This paper asserts that photography in ethnographic study could be enriched by digital technologies to become both multisensory and interactive. New fieldwork techniques are proposed that allow for the creation of vivid, emplaced and individualised sensory experiences. These ethnographic artefacts facilitate an in-depth analysis of the relationship between the multisensoriality of experience, the sentient body and cultural phenomena. The theoretical framework for this paper is based upon the synthesis of three disciplines; sensory ethnography, cross-modal perception and environmental psychology. The fieldwork techniques incorporate panoramic photography, interactive authoring and binaural audio recording.
Building upon the foundational work of Sarah Pink and appropriating James J. Gibson’s belief that “The single, frozen field of view provides only impoverished information about the world” (1986), the resulting artefacts are navigable multisensory environments. These artefacts offer greater proximity to the subject of study (Schneider, 2008), "bring forth qualities of the material world that would otherwise be left behind in conventional forms of inscription" (Witmore, 2004) and create “a repeatable event for study purposes” (Schafer, 1973).
These new fieldwork techniques are currently being implemented in an ethnographic study of Temple Works, a Grade I listed building in the south of Leeds. Originally constructed as a flax mill and once featuring the largest single room in the world, the building is now a cultural venue supporting a diverse community of artists, performers and musicians.
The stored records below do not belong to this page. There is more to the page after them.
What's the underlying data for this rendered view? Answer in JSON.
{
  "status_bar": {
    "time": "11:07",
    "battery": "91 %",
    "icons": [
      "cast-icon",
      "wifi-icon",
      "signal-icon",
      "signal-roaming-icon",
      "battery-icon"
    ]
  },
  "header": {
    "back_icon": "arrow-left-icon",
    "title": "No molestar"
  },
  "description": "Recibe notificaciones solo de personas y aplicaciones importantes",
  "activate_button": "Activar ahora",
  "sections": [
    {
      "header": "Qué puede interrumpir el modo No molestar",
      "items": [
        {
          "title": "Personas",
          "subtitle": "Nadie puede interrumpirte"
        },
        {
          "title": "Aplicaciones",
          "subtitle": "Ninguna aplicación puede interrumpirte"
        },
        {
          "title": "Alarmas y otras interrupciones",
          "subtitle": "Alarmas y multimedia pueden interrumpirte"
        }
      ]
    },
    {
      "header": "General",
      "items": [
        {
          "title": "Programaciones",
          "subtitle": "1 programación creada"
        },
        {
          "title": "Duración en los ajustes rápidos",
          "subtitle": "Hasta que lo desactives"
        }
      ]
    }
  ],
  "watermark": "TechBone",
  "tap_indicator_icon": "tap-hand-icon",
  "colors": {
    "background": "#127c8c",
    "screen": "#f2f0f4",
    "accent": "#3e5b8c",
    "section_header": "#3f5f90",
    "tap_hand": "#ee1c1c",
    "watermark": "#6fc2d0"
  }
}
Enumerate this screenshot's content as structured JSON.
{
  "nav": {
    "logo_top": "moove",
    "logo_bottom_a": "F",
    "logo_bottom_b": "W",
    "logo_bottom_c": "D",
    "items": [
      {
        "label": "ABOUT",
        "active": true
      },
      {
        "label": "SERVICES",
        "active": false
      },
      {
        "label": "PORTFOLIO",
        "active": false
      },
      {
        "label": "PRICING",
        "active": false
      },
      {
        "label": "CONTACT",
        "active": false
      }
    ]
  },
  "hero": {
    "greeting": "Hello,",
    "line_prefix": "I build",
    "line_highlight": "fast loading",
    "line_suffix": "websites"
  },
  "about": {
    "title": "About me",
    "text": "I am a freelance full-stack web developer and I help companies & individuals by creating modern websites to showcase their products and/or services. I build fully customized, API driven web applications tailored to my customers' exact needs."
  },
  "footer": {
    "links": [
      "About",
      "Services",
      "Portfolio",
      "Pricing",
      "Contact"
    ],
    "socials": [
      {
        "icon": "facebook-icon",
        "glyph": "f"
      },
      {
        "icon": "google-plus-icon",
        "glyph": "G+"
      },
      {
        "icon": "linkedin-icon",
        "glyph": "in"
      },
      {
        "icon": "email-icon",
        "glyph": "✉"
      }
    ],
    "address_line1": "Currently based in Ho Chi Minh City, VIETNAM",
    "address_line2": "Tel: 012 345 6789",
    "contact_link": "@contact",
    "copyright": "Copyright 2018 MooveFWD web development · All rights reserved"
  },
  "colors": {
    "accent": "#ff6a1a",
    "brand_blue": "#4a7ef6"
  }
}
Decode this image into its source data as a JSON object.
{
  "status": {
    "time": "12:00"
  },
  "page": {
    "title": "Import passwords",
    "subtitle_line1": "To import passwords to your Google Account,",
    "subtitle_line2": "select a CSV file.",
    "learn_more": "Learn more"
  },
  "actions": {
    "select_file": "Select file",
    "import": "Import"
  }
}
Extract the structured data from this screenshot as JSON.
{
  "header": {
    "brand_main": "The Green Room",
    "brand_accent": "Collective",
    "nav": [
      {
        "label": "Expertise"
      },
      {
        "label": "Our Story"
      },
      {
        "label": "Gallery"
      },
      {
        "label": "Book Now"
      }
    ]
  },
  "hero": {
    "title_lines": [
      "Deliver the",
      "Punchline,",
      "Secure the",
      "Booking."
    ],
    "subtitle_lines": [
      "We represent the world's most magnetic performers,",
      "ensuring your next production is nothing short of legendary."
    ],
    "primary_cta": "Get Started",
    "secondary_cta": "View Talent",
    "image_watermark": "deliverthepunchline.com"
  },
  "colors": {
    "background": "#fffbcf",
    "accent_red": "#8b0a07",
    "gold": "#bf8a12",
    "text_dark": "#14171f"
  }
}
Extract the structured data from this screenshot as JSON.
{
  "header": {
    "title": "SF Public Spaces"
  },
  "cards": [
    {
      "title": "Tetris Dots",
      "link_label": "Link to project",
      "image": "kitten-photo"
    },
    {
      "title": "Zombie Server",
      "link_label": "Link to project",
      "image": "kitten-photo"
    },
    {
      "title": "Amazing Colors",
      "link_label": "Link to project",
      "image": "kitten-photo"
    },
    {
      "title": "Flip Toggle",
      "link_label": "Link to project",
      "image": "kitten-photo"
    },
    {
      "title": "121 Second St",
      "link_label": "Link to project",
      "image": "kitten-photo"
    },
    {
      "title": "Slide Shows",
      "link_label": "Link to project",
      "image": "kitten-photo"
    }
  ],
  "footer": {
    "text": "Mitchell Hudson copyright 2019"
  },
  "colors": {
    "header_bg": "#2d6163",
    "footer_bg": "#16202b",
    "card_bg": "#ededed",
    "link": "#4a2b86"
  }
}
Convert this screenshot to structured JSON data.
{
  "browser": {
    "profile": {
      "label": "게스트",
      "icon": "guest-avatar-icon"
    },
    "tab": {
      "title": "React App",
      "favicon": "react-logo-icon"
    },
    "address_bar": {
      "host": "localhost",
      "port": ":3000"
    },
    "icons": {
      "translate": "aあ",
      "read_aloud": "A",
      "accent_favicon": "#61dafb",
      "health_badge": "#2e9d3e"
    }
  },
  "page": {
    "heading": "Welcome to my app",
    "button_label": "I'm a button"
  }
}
This was my first ever conference paper and, I have to say, I was rather nervous! I knew I could deliver a clear and concise talk but, having never presented the Experience Temple Works project to an academic audience before, I was concerned that any number of my arguments might be challenged. The fact that my paper could be considered somewhat polemical, challenging the longstanding dominance of vision in ethnographic practice, and that I was approaching the subject from outside the discipline of anthropology did not help my nerves.
However, the presentation was actually a great success. The majority of questions from the attendees were in relation to my paper and, although some of my arguments were interrogated, it was clear that the response was overwhelmingly positive.
I learned a huge amount from the experience, not only regarding the processes of submitting conference proposals and presenting papers, but also regarding my argument that new technological methods might contribute to the creation of ethnographic knowledge. The discussant for the panel opened his response with a somewhat stark warning regarding the dangers of "technological determinism" (undoubtedly aimed at the thrust of my argument) and this became a recurring theme in my subsequent conference panels. Although I was a little perturbed by this criticism at the time, I have since learned to be very grateful for the experience. As Chapter 4 of the thesis reflects, the discussant's comments have served as an enduring reminder not to engage with particular technologies simply because the possibility exists and to provide a strong rationale for the adoption of specific technologies within my research. However, it is possible that this response to my work might be more indicative of anthropological conservatism than any specific problems with the validity of my argument.
It was also fantastic to meet the panel convenors, Paolo Favero and Luc Pauwels from the University of Antwerp. We subsequently collaborated on other successful conference proposals and the excellent work of both of these scholars is cited within the thesis.